- [Exercise brief]: Return the records that follow, matching each one exactly.

· · · ·

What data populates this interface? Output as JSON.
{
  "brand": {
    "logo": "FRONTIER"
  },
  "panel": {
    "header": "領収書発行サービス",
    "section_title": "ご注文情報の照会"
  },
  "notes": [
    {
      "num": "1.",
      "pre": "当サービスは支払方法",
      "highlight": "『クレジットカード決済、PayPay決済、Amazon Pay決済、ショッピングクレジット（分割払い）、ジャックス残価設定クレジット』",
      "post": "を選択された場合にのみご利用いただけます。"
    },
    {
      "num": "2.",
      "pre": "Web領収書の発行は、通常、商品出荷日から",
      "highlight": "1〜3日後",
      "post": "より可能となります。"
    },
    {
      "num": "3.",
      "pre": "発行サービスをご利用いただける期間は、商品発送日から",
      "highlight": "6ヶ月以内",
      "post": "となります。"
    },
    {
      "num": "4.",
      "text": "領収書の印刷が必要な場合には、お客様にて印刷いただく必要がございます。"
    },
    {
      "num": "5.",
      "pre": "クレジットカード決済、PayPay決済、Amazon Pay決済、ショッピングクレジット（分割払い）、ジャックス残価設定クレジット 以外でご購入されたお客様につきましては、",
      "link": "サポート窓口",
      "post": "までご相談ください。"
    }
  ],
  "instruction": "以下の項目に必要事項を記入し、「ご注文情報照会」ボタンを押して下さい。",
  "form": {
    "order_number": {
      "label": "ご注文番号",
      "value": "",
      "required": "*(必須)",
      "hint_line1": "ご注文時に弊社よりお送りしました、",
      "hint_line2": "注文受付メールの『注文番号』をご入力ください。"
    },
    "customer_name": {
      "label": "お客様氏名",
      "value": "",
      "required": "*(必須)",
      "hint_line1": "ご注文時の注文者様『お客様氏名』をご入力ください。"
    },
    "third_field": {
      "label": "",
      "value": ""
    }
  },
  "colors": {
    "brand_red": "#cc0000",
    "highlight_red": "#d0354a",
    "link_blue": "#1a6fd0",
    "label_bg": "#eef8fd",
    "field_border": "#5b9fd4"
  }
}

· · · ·

- [Problem solution]:
What data populates this interface? Output as JSON.
{
  "brand": {
    "logo": "FRONTIER"
  },
  "panel": {
    "header": "領収書発行サービス",
    "section_title": "ご注文情報の照会"
  },
  "notes": [
    {
      "num": "1.",
      "pre": "当サービスは支払方法",
      "highlight": "『クレジットカード決済、PayPay決済、Amazon Pay決済、ショッピングクレジット（分割払い）、ジャックス残価設定クレジット』",
      "post": "を選択された場合にのみご利用いただけます。"
    },
    {
      "num": "2.",
      "pre": "Web領収書の発行は、通常、商品出荷日から",
      "highlight": "1〜3日後",
      "post": "より可能となります。"
    },
    {
      "num": "3.",
      "pre": "発行サービスをご利用いただける期間は、商品発送日から",
      "highlight": "6ヶ月以内",
      "post": "となります。"
    },
    {
      "num": "4.",
      "text": "領収書の印刷が必要な場合には、お客様にて印刷いただく必要がございます。"
    },
    {
      "num": "5.",
      "pre": "クレジットカード決済、PayPay決済、Amazon Pay決済、ショッピングクレジット（分割払い）、ジャックス残価設定クレジット 以外でご購入されたお客様につきましては、",
      "link": "サポート窓口",
      "post": "までご相談ください。"
    }
  ],
  "instruction": "以下の項目に必要事項を記入し、「ご注文情報照会」ボタンを押して下さい。",
  "form": {
    "order_number": {
      "label": "ご注文番号",
      "value": "",
      "required": "*(必須)",
      "hint_line1": "ご注文時に弊社よりお送りしました、",
      "hint_line2": "注文受付メールの『注文番号』をご入力ください。"
    },
    "customer_name": {
      "label": "お客様氏名",
      "value": "",
      "required": "*(必須)",
      "hint_line1": "ご注文時の注文者様『お客様氏名』をご入力ください。"
    },
    "third_field": {
      "label": "",
      "value": ""
    }
  },
  "colors": {
    "brand_red": "#cc0000",
    "highlight_red": "#d0354a",
    "link_blue": "#1a6fd0",
    "label_bg": "#eef8fd",
    "field_border": "#5b9fd4"
  }
}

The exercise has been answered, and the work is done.